contaminants present and their concentration. This will help you
determine if activated carbon is an effective treatment method
for your situation. See the factsheet Questions to Ask When
Purchasing Water Treatment Equipment for more information.
Consumers should inquire about the following before
purchasing an activated carbon filter.
What type of filter best meets your water supply needs?
What contaminants will the filter remove?
Can the homeowner replace the filter or is a service technician
required? At what cost? Is special handling and disposal of
hazardous waste required due to the type of contaminant
being treated? What should the frequency of monitoring and
filter replacement be?
How do you determine when replacement is necessary?
Where can you purchase filters and what is the cost?
Are there any costs for disposing of used filters?
Has the treatment system been tested and certified by a third
party to ensure that it meets manufacturers claims?
Are there any special installation requirements that may add
to the equipment cost, for instance changes to your household
plumbing?

Product Certification
NSF, International is a non-profit organization that sets
performance standards for water treatment devices. Because
companies can make unsubstantiated statements regarding
product effectiveness, the consumer must evaluate test results
of the device to determine if claims are realistic. Products that

have been tested or evaluated by NSF and meet their minimum requirements are entitled to display the NSF listing
mark on the products or in advertising literature for products. Manufacturers and models that meet NSFs standard are
included in a listing published twice a year. For more information contact NSF at: 800-NSF-MARK or
http://www.nsf.org/water.html

For More Information:

This factsheet is one in a series on drinking water wells, testing, protection, common contaminants, and home water
treatment methods. Contact the URI Home*A*Syst Program for more information.
University of Rhode Island Cooperative Extension Home*A*Syst Program
Offers assistance, information, and workshops on private well water protection. 401-874-5398 www.uri.edu/ce/wq
RI Department of Health, Office of Drinking Water Quality
Offers assistance, information on testing and state certified laboratories.
401- 222-6867 http://www.health.ri.gov/environment/dwq/Home.htm
For a listing of HEALTHs certified private laboratories in Rhode Island http://www.health.ri.gov/labs/instate.htm
US EPA New England website: http://www.epa.gov/ne/eco/drinkwater/
US Environmental Protection Agency. For a complete list of primary and secondary drinking water standards:
http://www.epa.gov/safewater
RI Department of Environmental Management, Office of Water Resources
Maintains listing of registered well drillers, information on well location and construction.
401-222-4700 http://www.state.ri.us/dem/programs/benviron/water/permits/privwell/index.htm
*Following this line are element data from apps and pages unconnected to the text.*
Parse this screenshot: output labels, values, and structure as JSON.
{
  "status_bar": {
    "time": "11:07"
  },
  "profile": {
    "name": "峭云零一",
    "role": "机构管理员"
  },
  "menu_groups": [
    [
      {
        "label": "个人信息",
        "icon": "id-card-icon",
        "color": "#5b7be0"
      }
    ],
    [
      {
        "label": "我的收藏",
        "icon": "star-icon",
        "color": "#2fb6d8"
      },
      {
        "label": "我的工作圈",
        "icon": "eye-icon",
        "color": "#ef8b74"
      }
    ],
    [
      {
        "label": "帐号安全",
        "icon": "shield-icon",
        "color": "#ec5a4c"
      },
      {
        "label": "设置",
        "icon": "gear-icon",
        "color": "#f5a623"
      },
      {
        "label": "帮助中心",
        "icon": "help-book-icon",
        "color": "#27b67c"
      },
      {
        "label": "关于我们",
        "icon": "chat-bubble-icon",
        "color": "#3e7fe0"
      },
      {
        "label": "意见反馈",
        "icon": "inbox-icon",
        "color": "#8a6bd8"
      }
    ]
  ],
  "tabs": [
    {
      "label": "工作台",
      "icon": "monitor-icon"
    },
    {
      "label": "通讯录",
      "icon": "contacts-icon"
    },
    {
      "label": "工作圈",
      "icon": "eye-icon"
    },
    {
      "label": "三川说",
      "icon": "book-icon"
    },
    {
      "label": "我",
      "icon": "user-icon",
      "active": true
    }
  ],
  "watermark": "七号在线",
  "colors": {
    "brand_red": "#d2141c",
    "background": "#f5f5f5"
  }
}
This project is a
collaboration of
the staff at
HEALTH and
the University
of Rhode Island
Cooperative
Extension
Water Quality
Program.

NSF International
For information on water treatment systems, NSF International has tested and certified treatment systems since 1965.
800-NSF-MARK http://www.nsf.org/water.html
Water Quality Association
The Water Quality Association is a not-for-profit international trade association representing the household,
commercial, industrial, and small community water treatment industry. For information on water quality contaminants
and treatment systems. www.wqa.org
This project is a collaboration of the staff at the Rhode Island Department of Health: Richard Amirault,
Gary Chobanian P.E., Dana McCants, and the University of Rhode Island Cooperative Extension Water Quality Program:
Alyson McCann, Holly Burdett, Brianne Neptin.
Issued in furtherance of Cooperative Extension work and Acts of May 8 and June 30, 1914. Jeffrey Seemann, Dean and
Director, College of the Environment and Life Sciences. The University of Rhode Island U.S. Department of Agriculture,
and local governments cooperating. Cooperative Extension in Rhode Island provides equal opportunities in programs
and employment without regard to race, sex, color, national origin, sex, or preference, creed or disability. This is
contribution number 3969 of the College of the Environment and Life Sciences, University of Rhode Island.
Funding for this project is supported by HEALTH.